Almost all doctors in Canada support changes to medical licensing that would make it easier for health workers to see patients anywhere in the country, according to a new survey.

The Canadian Medical Association online survey of more than 5,000 working and retired physicians and medical learners found 95 per cent would like to see a pan-Canadian licensing program adopted in Canada. The survey was conducted between Nov. 18 and 30, 2022.

A significant majority of respondents agreed that streamlining credentialing of doctors so that only one medical licence is needed to practise medicine anywhere in Canada would improve access to health care in rural and remote communities and would allow for greater use of temporary replacements for physicians, such as locums.

It would also make Canada more attractive for internationally trained medical graduates who may relocate to Canada to practise medicine, the survey found.

With Canada’s health-care system experiencing considerable strain due to a nationwide shortage of health workers, it’s never been more important to find ways to attract more physicians to Canada and make it easier for all doctors to go to where patients need them most, says Dr. Alika Lafontaine, president of the Canadian Medical Association.

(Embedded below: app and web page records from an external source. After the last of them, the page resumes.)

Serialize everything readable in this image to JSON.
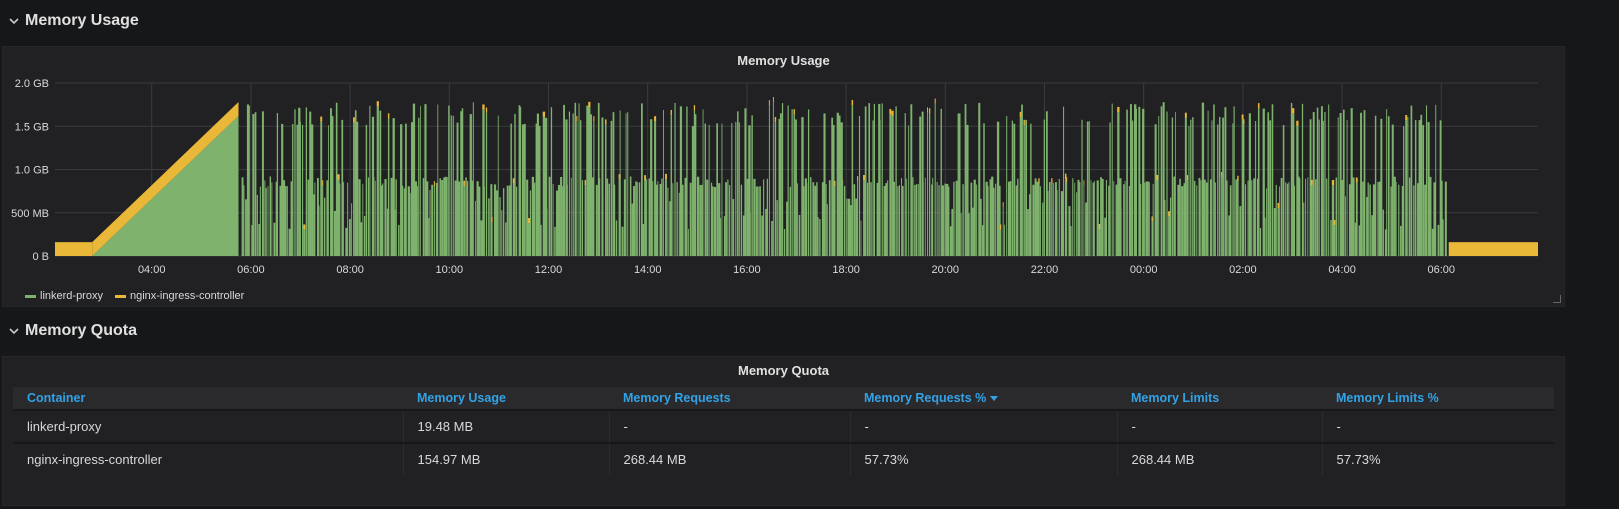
{
  "rows": {
    "usage_row_title": "Memory Usage",
    "quota_row_title": "Memory Quota"
  },
  "usage_panel": {
    "title": "Memory Usage"
  },
  "quota_panel": {
    "title": "Memory Quota",
    "columns": [
      {
        "label": "Container",
        "sorted": false
      },
      {
        "label": "Memory Usage",
        "sorted": false
      },
      {
        "label": "Memory Requests",
        "sorted": false
      },
      {
        "label": "Memory Requests %",
        "sorted": true
      },
      {
        "label": "Memory Limits",
        "sorted": false
      },
      {
        "label": "Memory Limits %",
        "sorted": false
      }
    ],
    "rows": [
      [
        "linkerd-proxy",
        "19.48 MB",
        "-",
        "-",
        "-",
        "-"
      ],
      [
        "nginx-ingress-controller",
        "154.97 MB",
        "268.44 MB",
        "57.73%",
        "268.44 MB",
        "57.73%"
      ]
    ]
  },
  "colors": {
    "linkerd": "#7eb26d",
    "nginx": "#eab839",
    "header_link": "#33a2e5"
  },
  "icons": {
    "row_toggle": "chevron-down-icon",
    "sort": "caret-down-icon",
    "resize": "resize-handle-icon"
  },
  "chart_data": {
    "type": "area",
    "title": "Memory Usage",
    "stacked": true,
    "y_ticks": [
      "0 B",
      "500 MB",
      "1.0 GB",
      "1.5 GB",
      "2.0 GB"
    ],
    "ylim_gb": [
      0,
      2.0
    ],
    "x_ticks": [
      "04:00",
      "06:00",
      "08:00",
      "10:00",
      "12:00",
      "14:00",
      "16:00",
      "18:00",
      "20:00",
      "22:00",
      "00:00",
      "02:00",
      "04:00",
      "06:00"
    ],
    "x_range_hours": [
      2.05,
      7.95
    ],
    "grid": true,
    "legend_placement": "bottom-left",
    "series": [
      {
        "name": "linkerd-proxy",
        "color": "#7eb26d",
        "description_points": [
          {
            "t": 2.05,
            "gb": 0
          },
          {
            "t": 2.8,
            "gb": 0
          },
          {
            "t": 5.75,
            "gb": 1.62
          },
          {
            "t": 5.76,
            "gb": 0
          }
        ],
        "spikes_range": {
          "from": 5.8,
          "to": 30.1,
          "typical_gb": [
            0.85,
            1.75
          ]
        }
      },
      {
        "name": "nginx-ingress-controller",
        "color": "#eab839",
        "description_points": [
          {
            "t": 2.05,
            "gb": 0.16
          },
          {
            "t": 2.8,
            "gb": 0.16
          },
          {
            "t": 5.75,
            "gb": 0.16
          },
          {
            "t": 30.1,
            "gb": 0.16
          },
          {
            "t": 31.95,
            "gb": 0.16
          }
        ]
      }
    ]
  }
}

“We know we have a challenge with numbers (of health workers). We also know that we have a challenge with distribution,” Lafontaine said in an interview with Global News Monday.

“Pan-Canadian licensure is a direct way of freeing up worker mobility.”

Currently, physicians are required to have individual medical licences in each province or territory in which they practise.

This means they can’t easily travel to another province to help a colleague or provide care for patients in need without obtaining a licence in that province or territory — a process that can be complicated, time-consuming and costly.

As part of its survey, the CMA asked physicians to identify some of the biggest obstacles they face when considering practising in another province or territory.

More than three-quarters cited the complexity of the licence application process and 68 per cent said the length of time to obtain a licence from a jurisdiction outside their home provinces was a major barrier.

Expensive fees associated with these licences were also cited as an obstacle by almost two-thirds of respondents.

Lafontaine said he believes there is momentum for moving to a more streamlined system, pointing to recently proposed changes in Ontario that would allow health-care workers registered in other provinces and territories to immediately start working in Ontario.

The Atlantic provinces have also expressed interest in adopting a regional health-care licensing regime.

Many physicians may consider working somewhere new if it were easier to do so, especially if there is significant patient need or if they were asked by a fellow physician or hospital for help, Lafontaine said.

“For myself, I mean, I live two-and-a-half hours away from Fort St. John (B.C.) and I’d cross the border to help out in the OR (operating room) if pan-Canadian licensure became a thing between Alberta and B.C.,” said Lafontaine, an anesthesiologist in Grande Prairie, Alta.

“I don’t because it takes a lot of effort and resources personally in order to get registered for that licence.”

Adopting a countrywide approach to licensing physicians would be complex, Lafontaine acknowledged, and would involve changing 13 regulatory regimes to be uniform across the country.

But many studies and recommendations have been pointing for decades to the need for better cross-jurisdictional movement of health workers, including the Romanow Commission on the Future of Health Care in 2002, he said.

If provincial and territorial leaders make adopting pan-Canadian licensure a priority, it would go a long way in moving it closer to becoming a reality, Lafontaine added.

“The status quo structure of health systems is not working for anyone right now. Patients are not getting access, providers are not thriving in those environments,” he said.

“If we want to make major change in the system, we’re going to have to change the ways that we structure things. Pan-Canadian licensure is a big part of that.”